Plastic Surgery Complications: A Review for Emergency Clinicians

Tim Montrief, MD; Kasha Bornstein, MSc; Mark Ramzy, DO, EMT-P; Alex Koyfman, MD; Brit J. Long, MD


Western J Emerg Med. 2020;21(6):179-189. 

In This Article

Abstract and Introduction

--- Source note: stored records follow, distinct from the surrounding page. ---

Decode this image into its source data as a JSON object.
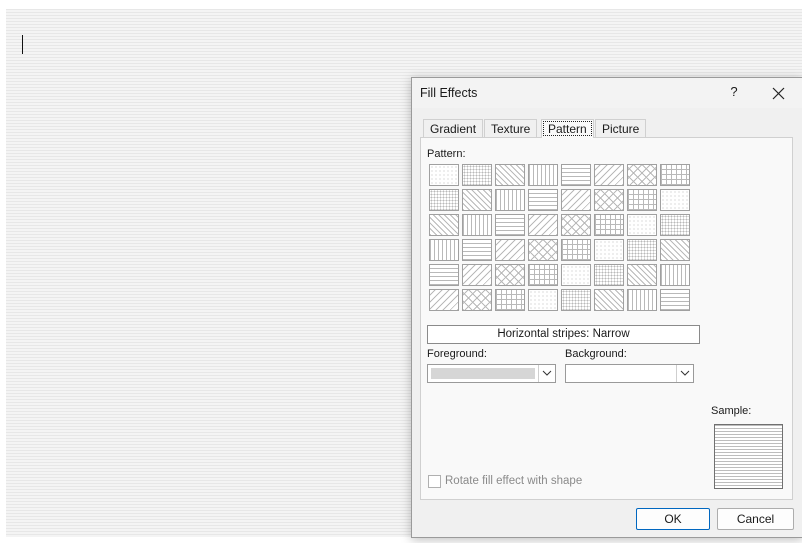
{
  "dialog": {
    "title": "Fill Effects",
    "help_label": "?",
    "tabs": [
      {
        "label": "Gradient",
        "selected": false
      },
      {
        "label": "Texture",
        "selected": false
      },
      {
        "label": "Pattern",
        "selected": true
      },
      {
        "label": "Picture",
        "selected": false
      }
    ],
    "pattern_label": "Pattern:",
    "selected_pattern_name": "Horizontal stripes: Narrow",
    "foreground_label": "Foreground:",
    "background_label": "Background:",
    "sample_label": "Sample:",
    "rotate_label": "Rotate fill effect with shape",
    "rotate_checked": false,
    "ok_label": "OK",
    "cancel_label": "Cancel",
    "colors": {
      "default_button_border": "#0067c0",
      "foreground_swatch": "#d6d6d6",
      "pattern_line": "#bdbdbd"
    }
  }
}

The number of aesthetic surgical procedures performed in the United States is increasing rapidly. Over 1.5 million surgical procedures and over three million nonsurgical procedures were performed in 2015 alone. Of these, the most common procedures included surgeries of the breast and abdominal wall, specifically implants, liposuction, and subcutaneous injections. Emergency clinicians may be tasked with the management of postoperative complications of cosmetic surgeries including postoperative infections, thromboembolic events, skin necrosis, hemorrhage, pulmonary edema, fat embolism syndrome, bowel cavity perforation, intra-abdominal injury, local seroma formation, and local anesthetic systemic toxicity. This review provides several guiding principles for management of acute complications. Understanding these complications and approach to their management is essential to optimizing patient care.

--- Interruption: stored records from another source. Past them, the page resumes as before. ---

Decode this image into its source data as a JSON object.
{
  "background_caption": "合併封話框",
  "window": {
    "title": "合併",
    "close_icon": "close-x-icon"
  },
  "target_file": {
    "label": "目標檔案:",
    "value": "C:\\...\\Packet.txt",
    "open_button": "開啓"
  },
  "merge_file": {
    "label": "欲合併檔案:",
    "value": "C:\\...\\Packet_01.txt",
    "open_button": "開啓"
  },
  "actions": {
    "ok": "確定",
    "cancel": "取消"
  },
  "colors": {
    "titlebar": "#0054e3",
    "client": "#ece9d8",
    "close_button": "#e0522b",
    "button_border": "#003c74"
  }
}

The number of aesthetic surgical procedures performed in the United States is increasing rapidly. Over 1.5 million aesthetic surgical procedures were performed in 2015.[1] Breast augmentation and suction-assisted lipectomy (SAL), also known as liposuction, are the most frequently performed cosmetic procedures in the US with over 600,000 performed annually (Figure 1).[2–4] Cosmetic procedures are lucrative, and in the absence of legal restrictions, are increasingly being performed in outpatient settings by non-plastic surgeons and even non-physicians.[5,6] Growing medical tourism has spurred demand for cosmetic surgery in Europe, South America, and Southeast Asia.[6–8] A survey distributed to 2000 active members of the American Society of Plastic Surgeons (ASPS) showed that 51.6% of respondents noted an increasing trend in the number of patients presenting with complications from surgical tourism.[9] Public perception of these surgeries as minor procedures contributes to risks for major complications with potentially fatal consequences, with reported mortality of 1 per 5000 procedures.[5,10–12] Emergency clinicians should be aware of possible complications.

Figure 1.

Most common cosmetic procedures in the United States in 2017 by gender. Statistics available at